To be honest I bought it because of past experience with Denon and because they had it at the shop that had the speakers I wanted. I was auditioning towers by the pair, and knew that I would match the center and surrounds with whatever I choose for the towers. The Paradigm Studio 100's and Focal Chorus 700's (or 800's, can't remember) were both available at the same place. The Focal's were more emotive for certain types of music, but then when my personally favorite genre came around (female vocal Jazz), the Paradigms were clear winners - incredible vocal detail and stage for the price range, and I LOVE the Paradigm Sub-12 and Sub-15. I chose the Denon 4810CI because I had owned a flagship Denon receiver about 10 years ago and was utterly satisfied with it (also powered an older gen Studio 100). In between these two Denon's I had a Sherwood Newcastle R-965 which I was not as impressed with, although it was still good and satisfying.
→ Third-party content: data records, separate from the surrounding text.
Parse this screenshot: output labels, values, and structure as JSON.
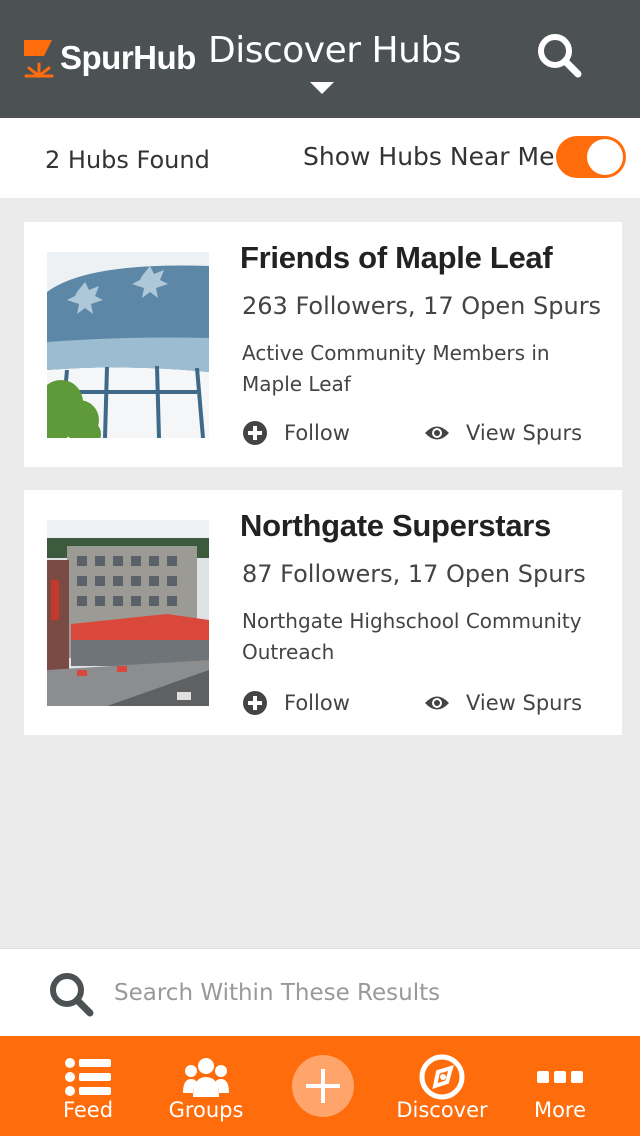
{
  "header": {
    "brand": "SpurHub",
    "title": "Discover Hubs"
  },
  "subbar": {
    "hubs_found": "2 Hubs Found",
    "near_me_label": "Show Hubs Near Me",
    "near_me_enabled": true
  },
  "cards": [
    {
      "title": "Friends of Maple Leaf",
      "stats": "263 Followers, 17 Open Spurs",
      "description": "Active Community Members in Maple Leaf",
      "follow_label": "Follow",
      "view_label": "View Spurs"
    },
    {
      "title": "Northgate Superstars",
      "stats": "87 Followers, 17 Open Spurs",
      "description": "Northgate Highschool Community Outreach",
      "follow_label": "Follow",
      "view_label": "View Spurs"
    }
  ],
  "bottom_search": {
    "placeholder": "Search Within These Results"
  },
  "tabbar": {
    "items": [
      {
        "label": "Feed",
        "icon": "list-icon"
      },
      {
        "label": "Groups",
        "icon": "people-icon"
      },
      {
        "label": "",
        "icon": "plus-icon"
      },
      {
        "label": "Discover",
        "icon": "compass-icon"
      },
      {
        "label": "More",
        "icon": "dots-icon"
      }
    ]
  },
  "colors": {
    "header_bg": "#4c5153",
    "accent": "#ff6c0b",
    "add_button": "#ffa46a",
    "page_bg": "#ebebeb"
  }
}
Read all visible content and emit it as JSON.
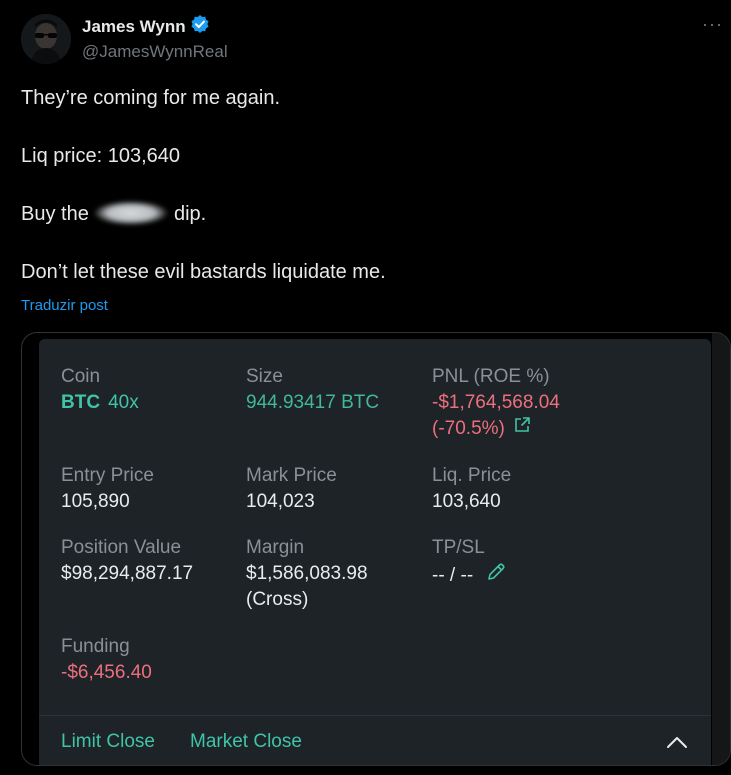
{
  "post": {
    "author_name": "James Wynn",
    "author_handle": "@JamesWynnReal",
    "more_label": "···",
    "lines": [
      "They’re coming for me again.",
      "Liq price: 103,640",
      "Buy the",
      "dip.",
      "Don’t let these evil bastards liquidate me."
    ],
    "translate_label": "Traduzir post"
  },
  "position_card": {
    "coin_label": "Coin",
    "coin": "BTC",
    "leverage": "40x",
    "size_label": "Size",
    "size": "944.93417 BTC",
    "pnl_label": "PNL (ROE %)",
    "pnl": "-$1,764,568.04",
    "roe": "(-70.5%)",
    "entry_label": "Entry Price",
    "entry": "105,890",
    "mark_label": "Mark Price",
    "mark": "104,023",
    "liq_label": "Liq. Price",
    "liq": "103,640",
    "position_value_label": "Position Value",
    "position_value": "$98,294,887.17",
    "margin_label": "Margin",
    "margin": "$1,586,083.98",
    "margin_mode": "(Cross)",
    "tpsl_label": "TP/SL",
    "tpsl": "-- / --",
    "funding_label": "Funding",
    "funding": "-$6,456.40",
    "limit_close": "Limit Close",
    "market_close": "Market Close"
  },
  "colors": {
    "background": "#000000",
    "card": "#1e2327",
    "accent_green": "#40c3a7",
    "negative_red": "#ed6f7e",
    "link_blue": "#1d9bf0"
  }
}
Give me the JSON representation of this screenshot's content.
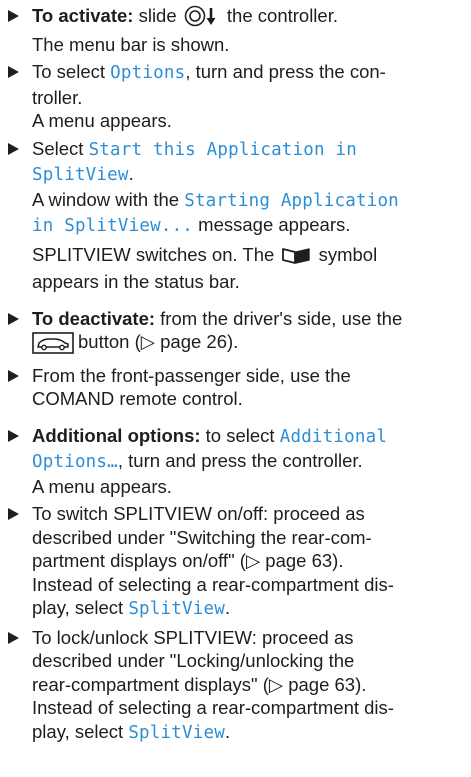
{
  "steps": {
    "s1": {
      "bold": "To activate:",
      "a": " slide",
      "b": " the controller."
    },
    "s1_result": "The menu bar is shown.",
    "s2": {
      "a": "To select ",
      "code": "Options",
      "b": ", turn and press the con-"
    },
    "s2_cont": "troller.",
    "s2_result": "A menu appears.",
    "s3": {
      "a": "Select ",
      "code1": "Start this Application in",
      "code2": "SplitView",
      "b": "."
    },
    "s3_r1": {
      "a": "A window with the ",
      "code1": "Starting Application",
      "code2": "in SplitView...",
      "b": " message appears."
    },
    "s3_r2a": "SPLITVIEW switches on. The",
    "s3_r2b": "symbol",
    "s3_r2c": "appears in the status bar.",
    "s4": {
      "bold": "To deactivate:",
      "a": " from the driver's side, use the",
      "b": "button (",
      "ref": "▷ page 26",
      "c": ")."
    },
    "s5": {
      "a": "From the front-passenger side, use the",
      "b": "COMAND remote control."
    },
    "s6": {
      "bold": "Additional options:",
      "a": " to select ",
      "code1": "Additional",
      "code2": "Options…",
      "b": ", turn and press the controller.",
      "result": "A menu appears."
    },
    "s7": {
      "l1": "To switch SPLITVIEW on/off: proceed as",
      "l2": "described under \"Switching the rear-com-",
      "l3": "partment displays on/off\" (▷ page 63).",
      "l4": "Instead of selecting a rear-compartment dis-",
      "l5": "play, select ",
      "code": "SplitView",
      "end": "."
    },
    "s8": {
      "l1": "To lock/unlock SPLITVIEW: proceed as",
      "l2": "described under \"Locking/unlocking the",
      "l3": "rear-compartment displays\" (▷ page 63).",
      "l4": "Instead of selecting a rear-compartment dis-",
      "l5": "play, select ",
      "code": "SplitView",
      "end": "."
    }
  },
  "icons": [
    "controller-slide-down-icon",
    "status-bar-splitview-icon",
    "vehicle-button-icon",
    "bullet-triangle-icon"
  ],
  "colors": {
    "text": "#1e1e1e",
    "highlight": "#2c8ed6"
  }
}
Trouble is I now have friends and colleagues with cheaper systems that sound a little better than mine. If I were to go back I would have gone with a more expensive speaker and an absolutely dynamite independent amp. The most I would have spent on processing would have been $1500. In fact the Marantz SR7005 looks stellar and I want it. I would even be tempted to go one lower to the SR6005. But I haven't ever done the research on going the seperates route because it seems impractical at this point. For my next system I will likely go with a Focal BE-line speaker, or even something from Cabasse. Independent amplifying and processing for sure though.


My current system...

Paradigm Reference:

     Studio 100's

     CC-690

     ADP-590

     Sub-12

Denon AVR-4810CI

Cambridge Audio Asur 650BD

Runco LS-5


Originally Posted by pensfan667 

So Palmz what made you decide to get the 4810CI? What receiver would you have gotten instead knowing what you now know?